People line up to collect water from a spring in the Newlands suburb of Cape Town. Mike Hutchings/Reuters

The city’s severe water restrictions may allow taps to stay on through the end of the year.

This story was originally published by Mother Jones and is reproduced here as part of the Climate Desk collaboration.

On Wednesday, officials in Cape Town, South Africa, which is in the midst of a water crisis caused by a three-year drought, finally delivered some good news to residents: Day Zero, the day the city’s reservoirs fall bellow 13.5 percent and residential taps would be turned off, may not come this year after all.

The city’s Executive Deputy Mayor Ian Neilson says that Day Zero has been pushed to August 27—which is well into rainy season, when city officials hope enough rain can fill up the six Cape Town reservoirs. “Provided we continue our current water savings efforts, Day Zero can be avoided completely this year,” Neilson said in a statement.

For the last several months, the city of 4 million people has been living with severe water restrictions. As of February 1, each person is only allowed to use 50 liters, or roughly 13 gallons, per day. By comparison, the average American uses between 80 to 100 gallons. Cape Town residents have been taking two minute showers, using hand sanitizer instead of water and soap, and using recycled gray water to flush toilets.

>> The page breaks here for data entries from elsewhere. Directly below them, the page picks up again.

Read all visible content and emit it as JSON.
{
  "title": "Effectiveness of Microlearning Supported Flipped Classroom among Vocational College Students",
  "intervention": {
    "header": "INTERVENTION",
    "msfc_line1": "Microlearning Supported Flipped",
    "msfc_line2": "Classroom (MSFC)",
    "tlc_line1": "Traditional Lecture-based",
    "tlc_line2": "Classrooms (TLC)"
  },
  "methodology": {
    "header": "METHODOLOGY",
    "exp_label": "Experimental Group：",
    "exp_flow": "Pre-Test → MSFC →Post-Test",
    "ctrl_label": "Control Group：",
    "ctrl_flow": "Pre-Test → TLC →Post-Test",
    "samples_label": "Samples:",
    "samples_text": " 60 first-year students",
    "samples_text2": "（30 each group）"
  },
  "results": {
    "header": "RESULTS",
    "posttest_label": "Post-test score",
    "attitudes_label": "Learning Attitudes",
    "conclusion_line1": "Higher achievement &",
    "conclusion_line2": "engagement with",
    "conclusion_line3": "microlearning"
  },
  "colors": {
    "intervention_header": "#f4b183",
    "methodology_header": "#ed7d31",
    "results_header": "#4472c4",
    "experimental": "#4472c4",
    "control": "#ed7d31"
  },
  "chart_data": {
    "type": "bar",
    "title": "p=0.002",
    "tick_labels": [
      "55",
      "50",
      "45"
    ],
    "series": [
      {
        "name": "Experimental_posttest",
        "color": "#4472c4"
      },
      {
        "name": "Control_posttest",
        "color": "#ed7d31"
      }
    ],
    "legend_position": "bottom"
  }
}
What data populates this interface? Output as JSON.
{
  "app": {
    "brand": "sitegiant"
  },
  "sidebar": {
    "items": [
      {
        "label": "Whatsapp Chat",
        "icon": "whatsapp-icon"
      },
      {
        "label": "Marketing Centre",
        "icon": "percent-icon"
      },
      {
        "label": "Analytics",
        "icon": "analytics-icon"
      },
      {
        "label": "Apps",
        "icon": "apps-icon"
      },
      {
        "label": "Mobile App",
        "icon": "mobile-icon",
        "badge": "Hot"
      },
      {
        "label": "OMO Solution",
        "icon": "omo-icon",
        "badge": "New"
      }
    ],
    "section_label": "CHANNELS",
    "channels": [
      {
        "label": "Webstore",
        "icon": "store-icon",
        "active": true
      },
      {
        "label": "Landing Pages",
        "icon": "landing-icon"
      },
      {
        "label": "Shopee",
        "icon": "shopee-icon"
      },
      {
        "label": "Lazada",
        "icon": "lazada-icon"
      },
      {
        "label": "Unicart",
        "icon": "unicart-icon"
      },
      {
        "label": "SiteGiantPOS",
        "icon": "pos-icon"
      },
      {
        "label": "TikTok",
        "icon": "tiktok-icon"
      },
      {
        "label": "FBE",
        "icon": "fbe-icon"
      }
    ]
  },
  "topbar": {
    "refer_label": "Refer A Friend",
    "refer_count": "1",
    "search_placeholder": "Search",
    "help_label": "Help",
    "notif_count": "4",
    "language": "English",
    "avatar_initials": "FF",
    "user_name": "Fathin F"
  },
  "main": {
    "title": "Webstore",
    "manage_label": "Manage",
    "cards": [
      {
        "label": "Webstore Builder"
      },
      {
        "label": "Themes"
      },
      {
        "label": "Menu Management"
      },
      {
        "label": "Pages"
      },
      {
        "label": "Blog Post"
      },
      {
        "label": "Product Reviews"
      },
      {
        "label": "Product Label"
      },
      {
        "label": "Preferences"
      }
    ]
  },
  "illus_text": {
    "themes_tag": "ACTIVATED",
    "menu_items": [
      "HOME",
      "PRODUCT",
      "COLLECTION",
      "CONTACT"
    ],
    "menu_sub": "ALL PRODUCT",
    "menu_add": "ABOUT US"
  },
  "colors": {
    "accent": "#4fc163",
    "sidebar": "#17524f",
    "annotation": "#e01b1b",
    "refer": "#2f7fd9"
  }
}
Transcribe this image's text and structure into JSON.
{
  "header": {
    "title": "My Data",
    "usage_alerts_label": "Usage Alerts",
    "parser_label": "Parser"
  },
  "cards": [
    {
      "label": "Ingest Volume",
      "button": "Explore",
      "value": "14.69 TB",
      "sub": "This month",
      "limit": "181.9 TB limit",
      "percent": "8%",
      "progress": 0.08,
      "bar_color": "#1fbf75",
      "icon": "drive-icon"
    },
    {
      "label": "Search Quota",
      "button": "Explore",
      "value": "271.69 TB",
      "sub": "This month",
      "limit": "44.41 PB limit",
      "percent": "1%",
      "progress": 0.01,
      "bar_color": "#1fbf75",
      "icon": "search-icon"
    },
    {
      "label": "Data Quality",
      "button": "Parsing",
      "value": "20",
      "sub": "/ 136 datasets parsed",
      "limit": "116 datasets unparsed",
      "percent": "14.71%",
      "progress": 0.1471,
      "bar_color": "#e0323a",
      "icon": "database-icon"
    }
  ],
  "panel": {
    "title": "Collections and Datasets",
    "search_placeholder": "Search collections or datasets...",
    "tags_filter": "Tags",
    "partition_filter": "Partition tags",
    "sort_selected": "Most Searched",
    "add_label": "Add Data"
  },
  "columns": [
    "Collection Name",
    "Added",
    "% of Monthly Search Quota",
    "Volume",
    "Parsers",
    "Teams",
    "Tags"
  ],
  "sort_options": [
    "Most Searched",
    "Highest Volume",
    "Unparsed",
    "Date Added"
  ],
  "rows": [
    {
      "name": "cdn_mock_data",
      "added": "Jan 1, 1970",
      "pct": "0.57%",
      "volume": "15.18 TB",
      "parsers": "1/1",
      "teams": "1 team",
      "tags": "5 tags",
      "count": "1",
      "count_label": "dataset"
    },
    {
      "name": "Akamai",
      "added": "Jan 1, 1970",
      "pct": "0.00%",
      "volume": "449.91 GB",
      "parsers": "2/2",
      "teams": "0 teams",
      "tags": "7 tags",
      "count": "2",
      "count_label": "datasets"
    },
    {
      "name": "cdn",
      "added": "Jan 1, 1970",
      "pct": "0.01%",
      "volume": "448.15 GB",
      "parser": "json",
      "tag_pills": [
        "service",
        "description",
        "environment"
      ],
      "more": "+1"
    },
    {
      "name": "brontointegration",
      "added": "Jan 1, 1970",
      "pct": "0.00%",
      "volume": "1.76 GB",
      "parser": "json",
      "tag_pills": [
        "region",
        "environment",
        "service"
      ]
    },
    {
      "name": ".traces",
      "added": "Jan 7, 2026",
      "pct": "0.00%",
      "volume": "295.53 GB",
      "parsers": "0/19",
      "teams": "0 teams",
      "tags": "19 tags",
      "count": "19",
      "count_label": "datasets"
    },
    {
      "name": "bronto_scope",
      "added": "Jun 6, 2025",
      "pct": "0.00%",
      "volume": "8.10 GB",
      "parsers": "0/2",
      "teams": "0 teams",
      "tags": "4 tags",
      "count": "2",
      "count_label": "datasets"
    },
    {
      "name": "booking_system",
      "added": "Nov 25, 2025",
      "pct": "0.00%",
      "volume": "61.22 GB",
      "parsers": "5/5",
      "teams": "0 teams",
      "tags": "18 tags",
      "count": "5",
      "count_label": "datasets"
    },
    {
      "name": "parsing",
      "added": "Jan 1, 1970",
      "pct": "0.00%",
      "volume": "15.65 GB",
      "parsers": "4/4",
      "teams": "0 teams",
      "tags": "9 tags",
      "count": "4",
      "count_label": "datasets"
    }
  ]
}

Earlier this year, city officials estimated that Day Zero would occur on April 22. At that point, the city planned on setting up water checkpoints, where each resident could collect water for daily use. Many residents were left wondering if there would be enough checkpoints and how the sick and elderly would get their daily water.

The city still isn’t in the clear yet. “If winter rainfall this year is as low as last year, or even lower, ” Neilson said, “we are still in danger of reaching Day Zero early next year.”

About the Author

Most Popular

  1. Transportation

    You Can’t Design Bike-Friendly Cities Without Considering Race and Class

    Bike equity is a powerful tool for reducing inequality. Too often, cycling infrastructure is tailored only to wealthy white cyclists.

  2. A photo of a visitor posing for a photo with Elvis in downtown Nashville
    Perspective

    Cities: Don’t Fall in the Branding Trap

    From Instagram stunts to Edison bulbs, why do so many cities’ marketing plans try to convince people that they’re exactly like somewhere else?

  3. Life

    The Town Where Retirees Can’t Retire

    In fast-aging pockets of rural America, older residents are going back to work. But not always because they need the money.

  4. Amazon HQ2

    Without Amazon HQ2, What Happens to Housing in Queens?

    The arrival of the tech company’s new headquarters was set to shake up the borough’s real estate market, driving up rents and spurring displacement. Now what?

  5. Amazon HQ2

    Amazon’s HQ2 Fiasco Will Cost the Company More Than It Costs New York

    The mega-company has bucked dealing reasonably with New York City, Seattle, and any community that asks them to pay for its freight.